• WHAT IS BEING ASKED: Write out every entry exactly as it appears, omitting the pictures.

AVAILABLE DATA START

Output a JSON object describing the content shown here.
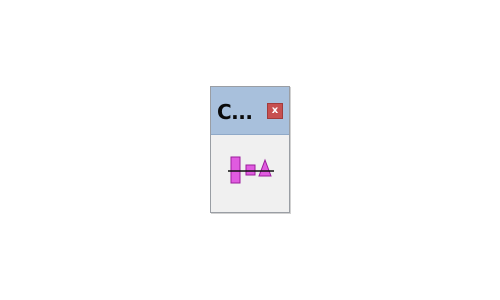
{
  "window": {
    "title": "C...",
    "close_label": "x",
    "titlebar_color": "#a8c0dc",
    "close_color": "#c75050"
  },
  "toolbar": {
    "items": [
      {
        "icon": "align-distribute-centers-icon",
        "accent": "#e05be0"
      }
    ]
  }
}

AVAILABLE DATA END

• YOUR RESPONSE:
Output a JSON object describing the content shown here.
{
  "window": {
    "title": "C...",
    "close_label": "x",
    "titlebar_color": "#a8c0dc",
    "close_color": "#c75050"
  },
  "toolbar": {
    "items": [
      {
        "icon": "align-distribute-centers-icon",
        "accent": "#e05be0"
      }
    ]
  }
}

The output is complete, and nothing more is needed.